Overview of Prison Offenses
Even after a defendant has been convicted and sentenced to a prison term, he may be charged, convicted, and sentenced again for any offenses committed while in prison. A prison is defined as a correctional or detention facility. Although states vary on the types of chargeable prison offenses, there are some general offenses both under numerous state laws and under federal law.
It is not legal for an inmate to provide or attempt to provide contraband to another inmate. Contraband is defined as a weapon or some item that may be used as a weapon. The inmate is not permitted to make, possess or obtain any type of contraband. The mere possession of contraband is chargeable. The prosecution is not required to show that the inmate moved the contraband from point A to point B, it only needs to be shown that the inmate possessed contraband. It is also an offense for a visitor or some other individual to provide the inmate with contraband.
Participation in Mutiny or Riot
It is not legal for an inmate to participate in a mutiny or riot. Proof of participation by itself is sufficient to support a conviction of this offense. Participation includes:
- Willfully attempting to cause a mutiny or riot.
- Assisting in causing a mutiny or riot.
- Conspiring to cause a mutiny or riot.
A mutiny is defined as resisting a warden or detention officer in the free and lawful exercise of their power. The prosecution must show that the inmate’s actions were sufficient to sustain a claim of mutiny.
Sexual Assault and Assault Offenses
If an inmate commits an assault or a sexual assault on another inmate or detention officer he may be charged with an assault offense. The elements are generally the same for the assault offenses as if they were committed while outside of prison. The prosecution is required to prove that the inmate intentionally and offensively touched another inmate or detention officer.

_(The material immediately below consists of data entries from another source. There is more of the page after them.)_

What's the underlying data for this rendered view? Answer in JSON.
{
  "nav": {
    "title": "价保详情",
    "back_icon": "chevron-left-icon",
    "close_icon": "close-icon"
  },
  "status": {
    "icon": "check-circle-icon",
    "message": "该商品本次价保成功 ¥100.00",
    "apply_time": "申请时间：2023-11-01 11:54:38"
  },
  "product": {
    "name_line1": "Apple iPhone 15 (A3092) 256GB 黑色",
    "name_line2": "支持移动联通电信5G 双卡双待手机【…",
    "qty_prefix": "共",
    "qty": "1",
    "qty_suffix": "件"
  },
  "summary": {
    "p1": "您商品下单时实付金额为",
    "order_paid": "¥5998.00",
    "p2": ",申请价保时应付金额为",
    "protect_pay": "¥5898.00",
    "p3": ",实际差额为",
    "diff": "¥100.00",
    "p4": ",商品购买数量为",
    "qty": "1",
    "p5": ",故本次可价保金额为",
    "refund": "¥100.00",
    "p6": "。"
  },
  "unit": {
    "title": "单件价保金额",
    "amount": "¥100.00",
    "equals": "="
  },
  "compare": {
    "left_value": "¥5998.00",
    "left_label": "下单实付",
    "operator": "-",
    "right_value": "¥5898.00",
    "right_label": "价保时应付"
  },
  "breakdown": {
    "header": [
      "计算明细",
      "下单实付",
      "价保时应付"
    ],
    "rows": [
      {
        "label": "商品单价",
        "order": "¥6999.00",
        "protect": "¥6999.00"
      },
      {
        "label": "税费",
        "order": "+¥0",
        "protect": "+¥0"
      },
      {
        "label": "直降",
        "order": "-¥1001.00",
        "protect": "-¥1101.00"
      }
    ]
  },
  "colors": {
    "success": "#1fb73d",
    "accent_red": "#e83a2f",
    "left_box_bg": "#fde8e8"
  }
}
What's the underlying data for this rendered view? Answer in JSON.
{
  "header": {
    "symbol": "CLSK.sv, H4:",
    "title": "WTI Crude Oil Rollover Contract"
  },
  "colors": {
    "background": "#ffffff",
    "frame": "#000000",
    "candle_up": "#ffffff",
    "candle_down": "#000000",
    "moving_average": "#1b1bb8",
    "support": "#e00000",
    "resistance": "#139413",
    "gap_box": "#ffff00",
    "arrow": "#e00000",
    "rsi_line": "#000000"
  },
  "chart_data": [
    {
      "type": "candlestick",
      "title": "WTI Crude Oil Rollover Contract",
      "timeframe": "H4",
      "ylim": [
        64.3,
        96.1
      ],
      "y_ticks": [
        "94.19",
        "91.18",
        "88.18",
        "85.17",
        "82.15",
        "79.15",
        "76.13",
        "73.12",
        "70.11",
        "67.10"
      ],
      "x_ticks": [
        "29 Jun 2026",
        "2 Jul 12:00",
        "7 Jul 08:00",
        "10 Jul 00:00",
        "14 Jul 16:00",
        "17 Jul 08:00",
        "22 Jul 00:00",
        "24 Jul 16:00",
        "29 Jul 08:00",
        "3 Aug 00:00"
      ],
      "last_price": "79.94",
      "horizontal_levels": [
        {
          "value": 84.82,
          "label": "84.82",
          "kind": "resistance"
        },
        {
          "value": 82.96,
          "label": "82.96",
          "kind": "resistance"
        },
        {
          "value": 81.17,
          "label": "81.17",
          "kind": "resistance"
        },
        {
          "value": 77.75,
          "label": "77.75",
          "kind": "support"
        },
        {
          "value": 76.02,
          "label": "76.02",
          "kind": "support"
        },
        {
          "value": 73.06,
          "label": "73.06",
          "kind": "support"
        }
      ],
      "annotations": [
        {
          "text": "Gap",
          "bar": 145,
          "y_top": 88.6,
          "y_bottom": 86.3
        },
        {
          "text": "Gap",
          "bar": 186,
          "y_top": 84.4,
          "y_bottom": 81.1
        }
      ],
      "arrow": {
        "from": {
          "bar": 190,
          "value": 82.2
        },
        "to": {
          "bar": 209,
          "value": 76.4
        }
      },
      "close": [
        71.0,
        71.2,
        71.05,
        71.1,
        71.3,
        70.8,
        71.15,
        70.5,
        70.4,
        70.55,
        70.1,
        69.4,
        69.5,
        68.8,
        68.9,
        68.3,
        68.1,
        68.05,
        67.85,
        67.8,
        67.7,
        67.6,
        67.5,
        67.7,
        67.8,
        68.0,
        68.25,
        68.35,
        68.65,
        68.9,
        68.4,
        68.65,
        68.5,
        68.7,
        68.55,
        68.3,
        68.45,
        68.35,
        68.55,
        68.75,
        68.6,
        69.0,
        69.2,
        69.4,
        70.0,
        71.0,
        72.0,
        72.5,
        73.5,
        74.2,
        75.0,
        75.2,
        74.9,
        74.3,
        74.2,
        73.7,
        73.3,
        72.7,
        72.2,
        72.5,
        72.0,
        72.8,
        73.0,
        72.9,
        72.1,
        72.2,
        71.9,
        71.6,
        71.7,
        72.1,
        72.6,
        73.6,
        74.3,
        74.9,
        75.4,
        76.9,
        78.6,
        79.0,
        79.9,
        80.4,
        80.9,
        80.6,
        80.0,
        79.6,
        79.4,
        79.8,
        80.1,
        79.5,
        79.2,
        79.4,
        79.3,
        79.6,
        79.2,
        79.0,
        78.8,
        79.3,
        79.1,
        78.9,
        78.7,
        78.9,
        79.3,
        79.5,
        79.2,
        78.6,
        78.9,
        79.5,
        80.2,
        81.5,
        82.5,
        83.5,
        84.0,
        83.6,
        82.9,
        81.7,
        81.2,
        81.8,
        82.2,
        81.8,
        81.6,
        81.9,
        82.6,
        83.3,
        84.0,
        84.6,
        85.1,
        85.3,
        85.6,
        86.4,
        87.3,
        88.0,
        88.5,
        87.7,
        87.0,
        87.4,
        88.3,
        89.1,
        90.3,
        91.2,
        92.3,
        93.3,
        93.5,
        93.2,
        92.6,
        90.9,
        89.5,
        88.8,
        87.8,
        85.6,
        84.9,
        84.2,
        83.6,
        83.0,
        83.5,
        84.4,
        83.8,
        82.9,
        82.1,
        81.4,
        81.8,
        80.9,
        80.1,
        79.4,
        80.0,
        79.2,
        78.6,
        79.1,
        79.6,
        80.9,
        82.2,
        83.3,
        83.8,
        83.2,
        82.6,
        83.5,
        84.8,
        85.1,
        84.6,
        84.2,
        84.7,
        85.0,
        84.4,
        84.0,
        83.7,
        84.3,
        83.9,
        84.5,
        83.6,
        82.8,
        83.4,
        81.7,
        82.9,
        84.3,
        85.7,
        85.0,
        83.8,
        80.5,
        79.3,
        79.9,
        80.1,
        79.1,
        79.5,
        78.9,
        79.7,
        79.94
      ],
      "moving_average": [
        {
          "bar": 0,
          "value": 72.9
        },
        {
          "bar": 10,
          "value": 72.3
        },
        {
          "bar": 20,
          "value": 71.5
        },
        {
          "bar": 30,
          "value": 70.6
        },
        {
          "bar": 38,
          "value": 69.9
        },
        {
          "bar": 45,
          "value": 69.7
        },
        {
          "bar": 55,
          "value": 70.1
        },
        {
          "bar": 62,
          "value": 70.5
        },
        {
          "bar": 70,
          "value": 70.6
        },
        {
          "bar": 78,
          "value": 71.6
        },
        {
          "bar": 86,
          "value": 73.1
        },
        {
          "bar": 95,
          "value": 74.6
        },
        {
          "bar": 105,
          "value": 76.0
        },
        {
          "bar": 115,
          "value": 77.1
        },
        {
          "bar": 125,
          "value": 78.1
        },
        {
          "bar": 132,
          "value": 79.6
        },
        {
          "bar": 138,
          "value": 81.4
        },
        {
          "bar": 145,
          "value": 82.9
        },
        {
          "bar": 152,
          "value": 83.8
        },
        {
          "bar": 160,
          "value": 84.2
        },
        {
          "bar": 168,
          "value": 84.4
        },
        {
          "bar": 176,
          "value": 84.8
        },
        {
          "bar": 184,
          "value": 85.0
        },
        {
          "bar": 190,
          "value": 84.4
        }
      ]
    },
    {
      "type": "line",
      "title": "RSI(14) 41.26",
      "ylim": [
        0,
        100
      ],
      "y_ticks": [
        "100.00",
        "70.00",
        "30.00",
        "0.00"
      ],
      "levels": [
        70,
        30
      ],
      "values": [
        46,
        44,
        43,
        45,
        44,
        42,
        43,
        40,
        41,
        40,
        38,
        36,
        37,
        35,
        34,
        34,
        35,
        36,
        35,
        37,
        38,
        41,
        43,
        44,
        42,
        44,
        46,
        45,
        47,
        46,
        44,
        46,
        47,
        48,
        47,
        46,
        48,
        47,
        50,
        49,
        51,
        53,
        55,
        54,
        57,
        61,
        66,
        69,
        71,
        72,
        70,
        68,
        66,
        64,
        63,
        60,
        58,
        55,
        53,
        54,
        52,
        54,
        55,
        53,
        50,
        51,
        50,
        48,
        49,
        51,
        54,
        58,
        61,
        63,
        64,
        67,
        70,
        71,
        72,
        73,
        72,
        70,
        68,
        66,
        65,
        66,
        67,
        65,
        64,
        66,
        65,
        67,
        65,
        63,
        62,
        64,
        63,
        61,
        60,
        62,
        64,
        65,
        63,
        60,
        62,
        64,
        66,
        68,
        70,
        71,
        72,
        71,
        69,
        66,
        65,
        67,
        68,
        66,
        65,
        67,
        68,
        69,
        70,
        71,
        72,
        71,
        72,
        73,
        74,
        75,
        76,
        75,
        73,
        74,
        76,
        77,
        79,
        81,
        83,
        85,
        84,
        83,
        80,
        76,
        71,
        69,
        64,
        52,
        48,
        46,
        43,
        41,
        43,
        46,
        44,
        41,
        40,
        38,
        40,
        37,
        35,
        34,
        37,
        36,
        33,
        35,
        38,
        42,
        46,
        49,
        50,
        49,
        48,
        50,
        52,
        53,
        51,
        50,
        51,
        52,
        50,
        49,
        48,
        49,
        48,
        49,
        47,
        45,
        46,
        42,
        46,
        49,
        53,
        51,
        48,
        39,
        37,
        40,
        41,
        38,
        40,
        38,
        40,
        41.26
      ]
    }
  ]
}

If an inmate possesses contraband and then commits an offense with the contraband, he may be charged, convicted, and sentenced for both offenses. No double jeopardy violation occurs if the inmate has a knife and then subsequently stabs another inmate to death, and thereafter is charged with possessing contraband and murder. Possessing contraband is not a lesser-included offense of murder, thus no double jeopardy violation results.